What had been a road of invasion for the Huns since the expulsion of the Yüehchih now became a road of expansion for the Chinese.
Though China still had to suffer from Hsiung-nu inroads during several centuries, it was this strong and active anti-Hun policy of Emperor Wu which started the downfall of the Hsiung-nu power in Asia.
CHANG CH'IEN'S mission to Central Asia has received its due credit from all students dealing with the early inter-relation between China and the West. When this famous ambassador returned from his eventful journey to the Chinese capital in B. C. 126 or 125 he was full of surprising news about rich foreign countries in the west, whose existence had until then been unknown to the Chinese. A whole new world now lay open to the powerful Emperor Wu. After this the fighting down of the Huns was not only a question of pacifying the frontiers. It acquired a deeper significance. Until then the frontiers had for the Chinese represented the end of the civilized world. But CHANG CH'IEN'S report spoke of many rich countries behind the fringe of barbaric tribes surrounding China, and the hope of opening relations with these far off countries accelerated the campaign against the Huns.
Especially the tales of the `blood-sweating' horses of Ferghana seem to have aroused the particular curiosity of Emperor Wu, and he did not hesitate to dispatch two very expensive military expeditions across the vast distances of Central Asia with the sole object (at least so it is said) of bringing back those famous steeds. By means of equipping his cavalry with superior horses the Emperor hoped to beat the Hsiung-nu nomads at their own tactics. After the success of the second expedition to Ferghana the prestige of the Chinese was firmly established along the routes through Central Asia, and it was followed by a remarkable development of trade. The quest of the strange, coupled with mercantile interests, drew Chinese

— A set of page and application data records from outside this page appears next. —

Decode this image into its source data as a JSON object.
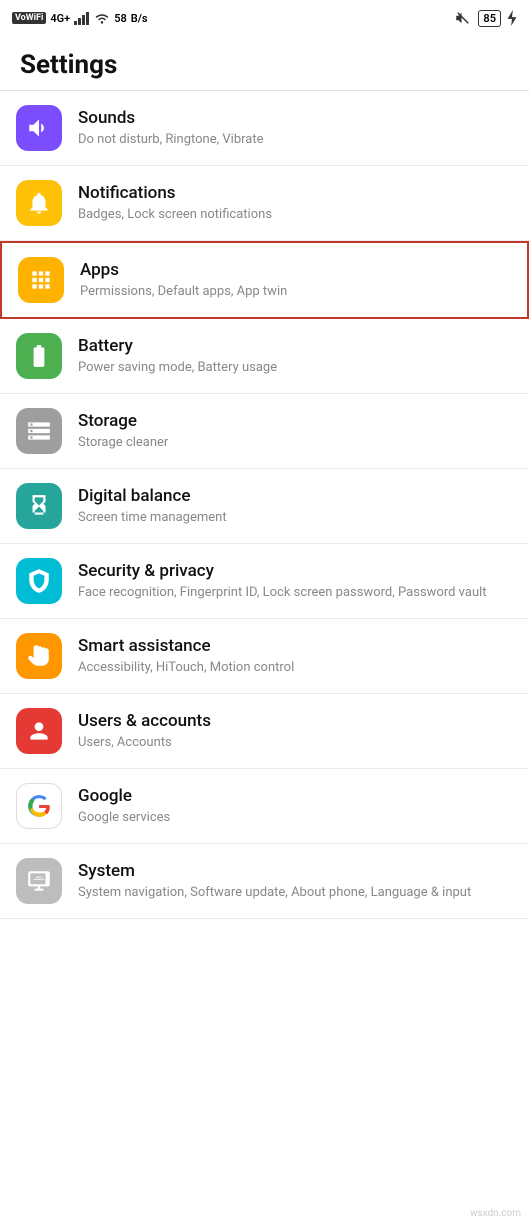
{
  "statusBar": {
    "left": {
      "wowifi": "VoWiFi",
      "network": "4G+",
      "signal": "signal",
      "wifi": "wifi",
      "speed": "58",
      "speedUnit": "B/s"
    },
    "right": {
      "mute": "mute",
      "battery": "85",
      "charge": "charging"
    }
  },
  "pageTitle": "Settings",
  "items": [
    {
      "id": "sounds",
      "title": "Sounds",
      "subtitle": "Do not disturb, Ringtone, Vibrate",
      "iconBg": "bg-purple",
      "iconType": "sound"
    },
    {
      "id": "notifications",
      "title": "Notifications",
      "subtitle": "Badges, Lock screen notifications",
      "iconBg": "bg-yellow",
      "iconType": "bell"
    },
    {
      "id": "apps",
      "title": "Apps",
      "subtitle": "Permissions, Default apps, App twin",
      "iconBg": "bg-yellow2",
      "iconType": "apps",
      "highlighted": true
    },
    {
      "id": "battery",
      "title": "Battery",
      "subtitle": "Power saving mode, Battery usage",
      "iconBg": "bg-green",
      "iconType": "battery"
    },
    {
      "id": "storage",
      "title": "Storage",
      "subtitle": "Storage cleaner",
      "iconBg": "bg-gray",
      "iconType": "storage"
    },
    {
      "id": "digital-balance",
      "title": "Digital balance",
      "subtitle": "Screen time management",
      "iconBg": "bg-teal",
      "iconType": "hourglass"
    },
    {
      "id": "security-privacy",
      "title": "Security & privacy",
      "subtitle": "Face recognition, Fingerprint ID, Lock screen password, Password vault",
      "iconBg": "bg-cyan",
      "iconType": "shield"
    },
    {
      "id": "smart-assistance",
      "title": "Smart assistance",
      "subtitle": "Accessibility, HiTouch, Motion control",
      "iconBg": "bg-orange",
      "iconType": "hand"
    },
    {
      "id": "users-accounts",
      "title": "Users & accounts",
      "subtitle": "Users, Accounts",
      "iconBg": "bg-red",
      "iconType": "user"
    },
    {
      "id": "google",
      "title": "Google",
      "subtitle": "Google services",
      "iconBg": "bg-white-border",
      "iconType": "google"
    },
    {
      "id": "system",
      "title": "System",
      "subtitle": "System navigation, Software update, About phone, Language & input",
      "iconBg": "bg-gray2",
      "iconType": "system"
    }
  ],
  "watermark": "wsxdn.com"
}
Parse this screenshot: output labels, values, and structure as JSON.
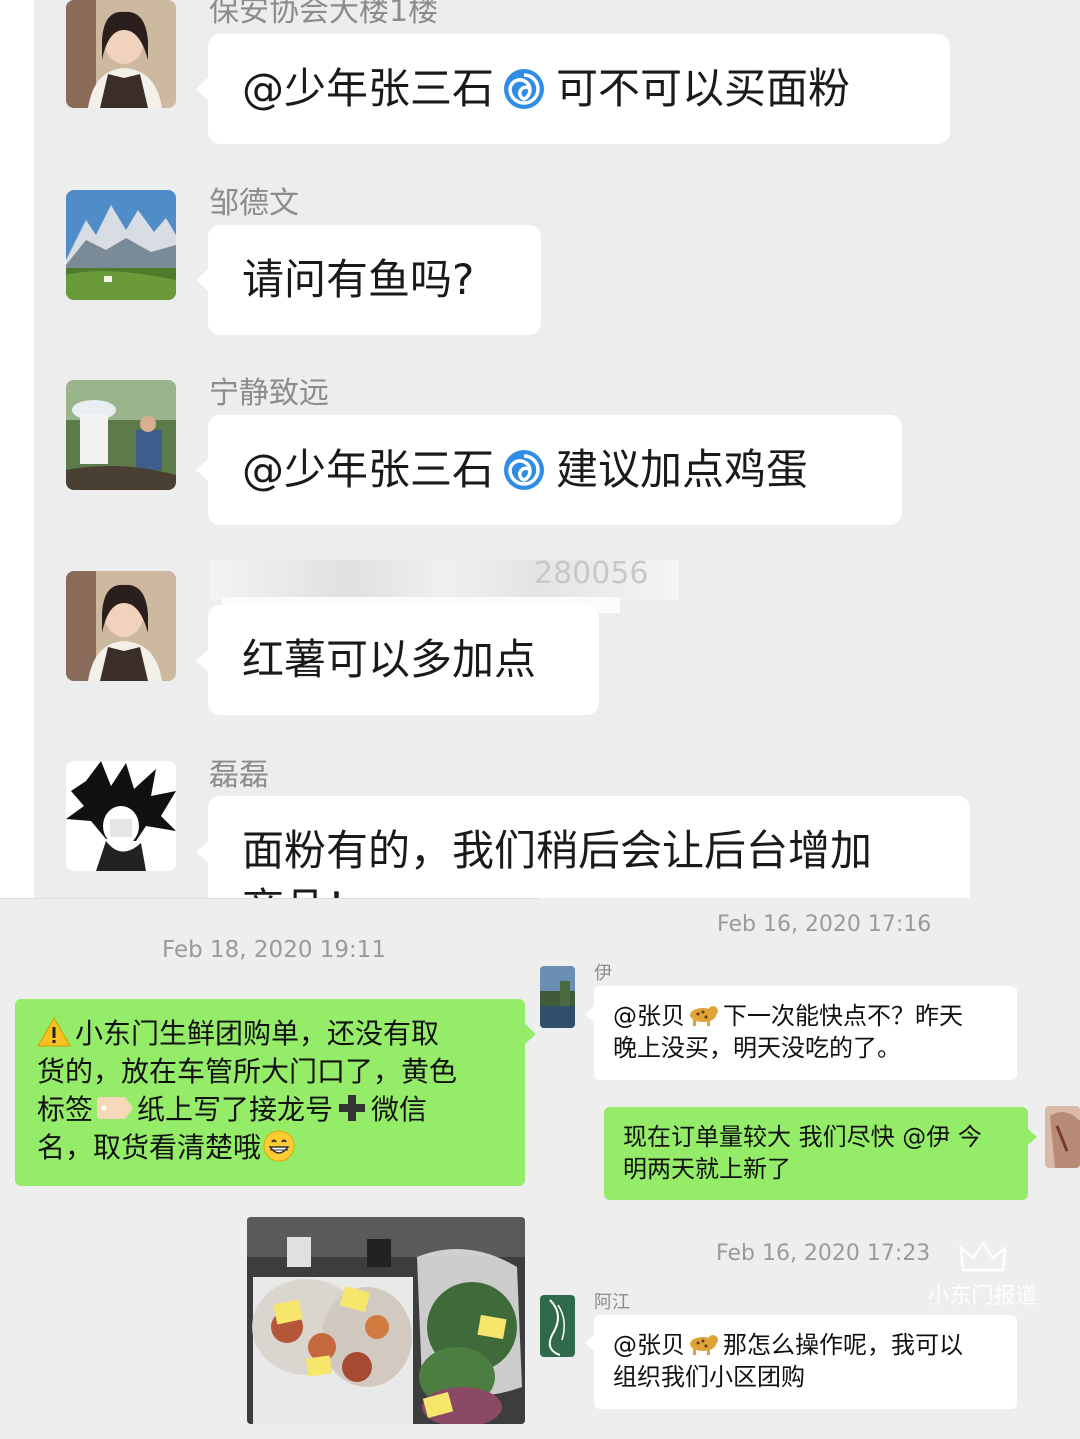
{
  "top_chat": {
    "messages": [
      {
        "sender": "保安协会大楼1楼",
        "text_prefix": "@少年张三石",
        "text_suffix": "可不可以买面粉",
        "has_swirl": true
      },
      {
        "sender": "邹德文",
        "text": "请问有鱼吗?"
      },
      {
        "sender": "宁静致远",
        "text_prefix": "@少年张三石",
        "text_suffix": "建议加点鸡蛋",
        "has_swirl": true
      },
      {
        "sender": "",
        "sender_blurred_digits": "280056",
        "text": "红薯可以多加点"
      },
      {
        "sender": "磊磊",
        "text": "面粉有的，我们稍后会让后台增加",
        "text_cut": "商品！"
      }
    ]
  },
  "left_chat": {
    "timestamp": "Feb 18, 2020 19:11",
    "message_lines": [
      "小东门生鲜团购单，还没有取",
      "货的，放在车管所大门口了，黄色",
      "标签",
      "纸上写了接龙号",
      "微信",
      "名，取货看清楚哦"
    ],
    "photo_alt": "groceries-photo"
  },
  "right_chat": {
    "timestamp_1": "Feb 16, 2020 17:16",
    "msg1": {
      "sender": "伊",
      "line1_prefix": "@张贝",
      "line1_suffix": "下一次能快点不？昨天",
      "line2": "晚上没买，明天没吃的了。"
    },
    "reply": {
      "line1": "现在订单量较大 我们尽快 @伊 今",
      "line2": "明两天就上新了"
    },
    "timestamp_2": "Feb 16, 2020 17:23",
    "msg2": {
      "sender": "阿江",
      "line1_prefix": "@张贝",
      "line1_suffix": "那怎么操作呢，我可以",
      "line2": "组织我们小区团购"
    },
    "watermark": "小东门报道"
  },
  "colors": {
    "bubble_green": "#95ec69",
    "chat_bg": "#ededed",
    "swirl_blue": "#1e88e5"
  }
}
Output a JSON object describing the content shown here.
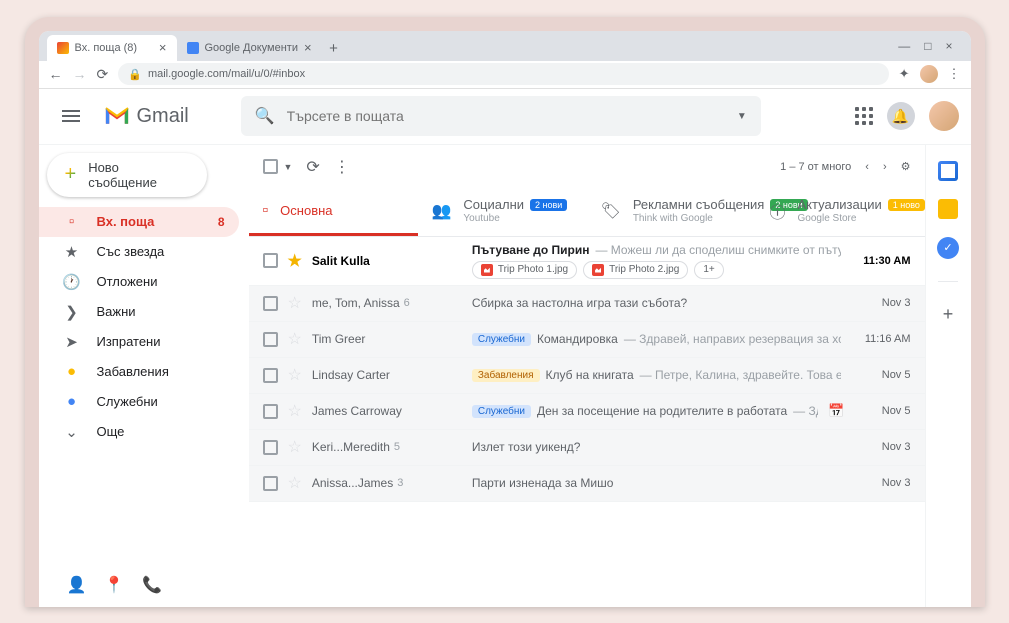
{
  "browser": {
    "tabs": [
      {
        "title": "Вх. поща (8)",
        "favicon": "gmail"
      },
      {
        "title": "Google Документи",
        "favicon": "docs"
      }
    ],
    "url": "mail.google.com/mail/u/0/#inbox"
  },
  "header": {
    "product": "Gmail",
    "search_placeholder": "Търсете в пощата"
  },
  "compose": {
    "label": "Ново съобщение"
  },
  "nav": [
    {
      "icon": "inbox",
      "label": "Вх. поща",
      "count": "8",
      "active": true
    },
    {
      "icon": "star",
      "label": "Със звезда"
    },
    {
      "icon": "clock",
      "label": "Отложени"
    },
    {
      "icon": "important",
      "label": "Важни"
    },
    {
      "icon": "sent",
      "label": "Изпратени"
    },
    {
      "icon": "fun",
      "label": "Забавления"
    },
    {
      "icon": "work",
      "label": "Служебни"
    },
    {
      "icon": "more",
      "label": "Още"
    }
  ],
  "toolbar": {
    "range": "1 – 7 от много"
  },
  "categories": [
    {
      "icon": "inbox",
      "label": "Основна",
      "active": true
    },
    {
      "icon": "people",
      "label": "Социални",
      "badge": "2 нови",
      "badge_class": "blue",
      "sub": "Youtube"
    },
    {
      "icon": "tag",
      "label": "Рекламни съобщения",
      "badge": "2 нови",
      "badge_class": "green",
      "sub": "Think with Google"
    },
    {
      "icon": "info",
      "label": "Актуализации",
      "badge": "1 ново",
      "badge_class": "orange",
      "sub": "Google Store"
    }
  ],
  "emails": [
    {
      "unread": true,
      "starred": true,
      "sender": "Salit Kulla",
      "subject": "Пътуване до Пирин",
      "snippet": "Можеш ли да споделиш снимките от пътуването ни?",
      "date": "11:30 AM",
      "attachments": [
        "Trip Photo 1.jpg",
        "Trip Photo 2.jpg"
      ],
      "attach_more": "1+"
    },
    {
      "unread": false,
      "sender": "me, Tom, Anissa",
      "sender_count": "6",
      "subject": "Сбирка за настолна игра тази събота?",
      "date": "Nov 3"
    },
    {
      "unread": false,
      "sender": "Tim Greer",
      "label": "Служебни",
      "label_class": "work",
      "subject": "Командировка",
      "snippet": "Здравей, направих резервация за хотела",
      "date": "11:16 AM"
    },
    {
      "unread": false,
      "sender": "Lindsay Carter",
      "label": "Забавления",
      "label_class": "fun",
      "subject": "Клуб на книгата",
      "snippet": "Петре, Калина, здравейте. Това е списъкът с...",
      "date": "Nov 5"
    },
    {
      "unread": false,
      "sender": "James Carroway",
      "label": "Служебни",
      "label_class": "work",
      "subject": "Ден за посещение на родителите в работата",
      "snippet": "Здравейте...",
      "date": "Nov 5",
      "has_event": true
    },
    {
      "unread": false,
      "sender": "Keri...Meredith",
      "sender_count": "5",
      "subject": "Излет този уикенд?",
      "date": "Nov 3"
    },
    {
      "unread": false,
      "sender": "Anissa...James",
      "sender_count": "3",
      "subject": "Парти изненада за Мишо",
      "date": "Nov 3"
    }
  ]
}
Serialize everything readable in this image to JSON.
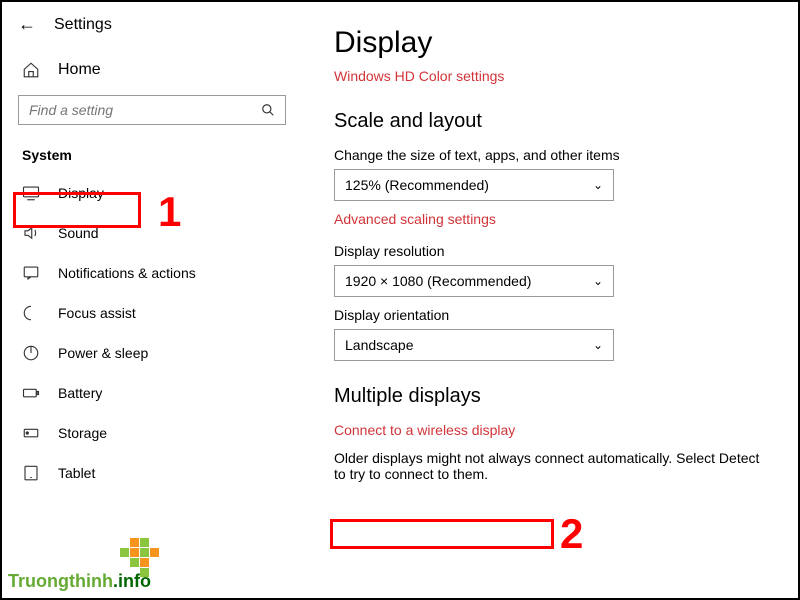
{
  "header": {
    "title": "Settings",
    "home_label": "Home",
    "search_placeholder": "Find a setting",
    "section_label": "System"
  },
  "sidebar": {
    "items": [
      {
        "icon": "display",
        "label": "Display"
      },
      {
        "icon": "sound",
        "label": "Sound"
      },
      {
        "icon": "notifications",
        "label": "Notifications & actions"
      },
      {
        "icon": "focus",
        "label": "Focus assist"
      },
      {
        "icon": "power",
        "label": "Power & sleep"
      },
      {
        "icon": "battery",
        "label": "Battery"
      },
      {
        "icon": "storage",
        "label": "Storage"
      },
      {
        "icon": "tablet",
        "label": "Tablet"
      }
    ]
  },
  "main": {
    "title": "Display",
    "hd_color_link": "Windows HD Color settings",
    "scale_section": "Scale and layout",
    "scale_label": "Change the size of text, apps, and other items",
    "scale_value": "125% (Recommended)",
    "adv_scaling_link": "Advanced scaling settings",
    "resolution_label": "Display resolution",
    "resolution_value": "1920 × 1080 (Recommended)",
    "orientation_label": "Display orientation",
    "orientation_value": "Landscape",
    "multiple_section": "Multiple displays",
    "wireless_link": "Connect to a wireless display",
    "older_note": "Older displays might not always connect automatically. Select Detect to try to connect to them."
  },
  "annotations": {
    "one": "1",
    "two": "2"
  },
  "watermark": {
    "brand": "Truongthinh",
    "suffix": ".info"
  }
}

1 Following Mr. UNKRIG'S suggestion, I use this new spelling for the river name usually written Etsin-gol or Edsin-gol. The true literary form is Edsen-gool. The local pronunciation of the first part varies between Edsine, Echine and Ejine.